Frank Lloyd Wright, The Natural House
“ Vistas of inevitable simplicity and ineffable harmonies would open, so beautiful to me that I was not only delighted, but often startled. ”
Evelyn Waugh, Black Mischief, Chapter 5
“ It was from the least expected quarter, the tribesmen and villagers, that the real support for Seth’s Birth Control policy suddenly appeared. ”
Leon R. Kass, The Beginning of Wisdom, Pp. 406-7.
“ The biblical counterpart of Odysseus, Jacob must solve the fundamental human difficulties illustrated in the pre-Abrahamic chapters of Genesis. ”
Philip Roth, The Plot Against America (paperback edition), p210-1
“ I couldn’t manage to be anywhere near a nun, let alone a pair of them, without a mind awash in my none-too-pure Jewish thoughts. ”
Ian Fleming, Diamonds are Forever
“ It was natural to bring out the small change and jerk the handles and watch the lemons and the oranges and the cherries and the bell fruits whirl round to their final click-pause-ting, followed by a soft mechanical sigh. Five cents, ten cents, a quarter. Bond gave them all a try… ”
David Pryce-Jones, “Jews, Arabs, and French Diplomacy: A Special Report”
“ The Zionists must understand once and for all that there can be no question of constituting an independent Jewish state in Palestine, or even forming some sovereign Jewish body. ”
Charles Darwin, The Expression of Emotion in Man and Animals, Chapter 1, General Principles of Expression
“ It is well known that cats dislike wetting their feet, owing, it is probable, to their having aboriginally inhabited the dry country of Egypt; and when they wet their feet they shake them violently. My daughter poured some water into a glass close to the head of a kitten; and it immediately shook its feet in the usual manner; so that here we have an habitual movement falsely excited by an associated sound instead of by the sense of touch. ”
Edward Lear, Journals of a Landscape Painter in the Balkans
“ Not the least annoyance was that given me by the persevering attentions of a mad or fanatic dervish, of most singular appearance as well as conduct. His note of ‘Shaitán‘ was frequently sounded; and as he twirled about, and performed many curious antics, he frequently advanced to me, shaking a long hooked stick, covered with jingling ornaments, in my very face, pointing to the Kawas with menacing looks, as though he would say, “Were it not for this protector you should he annihilated, you infidel!” ”
Robert Graves, I, Claudius
“ The drink was as remarkable as the food, and Caligula became so lively as the meal went on that, deprecating his own generosity to Herod in the past as something hardly worth mentioning, he now promised to give him whatever it lay in his power to grant. “Ask me anything, my dearest Herod,” he said, “And it shall be yours.” He repeated: “Absolutely anything. I swear by my own Divinity that I will grant it.” ”
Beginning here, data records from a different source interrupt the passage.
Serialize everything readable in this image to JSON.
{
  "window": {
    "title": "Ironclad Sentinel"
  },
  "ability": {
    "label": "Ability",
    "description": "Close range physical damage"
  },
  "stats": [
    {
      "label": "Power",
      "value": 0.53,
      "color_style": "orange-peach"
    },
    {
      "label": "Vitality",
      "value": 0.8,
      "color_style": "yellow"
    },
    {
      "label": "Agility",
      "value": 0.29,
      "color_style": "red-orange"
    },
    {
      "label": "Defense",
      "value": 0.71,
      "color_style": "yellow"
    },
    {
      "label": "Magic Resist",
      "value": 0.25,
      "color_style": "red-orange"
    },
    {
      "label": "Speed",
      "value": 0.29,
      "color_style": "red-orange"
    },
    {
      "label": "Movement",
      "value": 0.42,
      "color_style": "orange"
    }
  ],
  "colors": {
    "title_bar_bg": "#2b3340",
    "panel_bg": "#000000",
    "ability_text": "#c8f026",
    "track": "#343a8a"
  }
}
t was like Nixon not to have told them I’d resigned. On the other hand, it was like him to sense that I might make something of the U.N. After his election he had asked Senator Eugene McCarthy of Minnesota to take the post, and McCarthy had accepted on condition that the Republican governor of that state appoint a Democrat to succeed him in the Senate. The governor declined, and the appointment did not go through, but the President kept looking for a person who could acknowledge our own moral failings and yet make no apologies to our moral inferiors. Nixon understood more about liberals than liberals ever understood about him. He took it as given that we had a role in the scheme of things — a tolerance not always reciprocated.
In the end, I stayed in the White House longer than a month. Summer passed, the second without violence. The Southern schools were at long last integrated. The President asked once again that I go to the United Nations; this time I agreed. In September he took me on a trip around Europe: “To strengthen the structure of peace,” as it was billed. In that I was a member of the Cabinet, protocol provided that I step out of Air Force One behind the President and ahead of Kissinger, who was also on the journey. Somehow Kissinger invariably reached the ground ahead of me.
It was his obsession that no one ever should appear to be closer to the President than he, while neither should anyone be seen to hold this President in greater contempt. This was so much a preoccupation as to be, in a way, impersonal. It was not the usual White House style. Presidential aides do not succeed Presidents, and so, in the main, despite the conflicts within any such court, its members do not much conspire. But then, Kissinger did not operate in the usual style of a presidential aide. It was his view, and he did not conceal it, save possibly from the President, that Richard Nixon did not deserve to be President.
Kissinger’s own style was that of the Politburo, and indeed in time, in a sufficient sense, he did succeed his master. For most of the two Watergate years, during which civil war, as he thought of it and as he described it, raged in the country, Kissinger was able to perform the duties of President in foreign affairs. It was an act of courage and of daring beyond anything seen in our time. One’s only reservation is that he helped bring on that civil war, and, had he been in an actual Politburo, would have done so deliberately.
A Well-Scrubbed, Cute Little Boy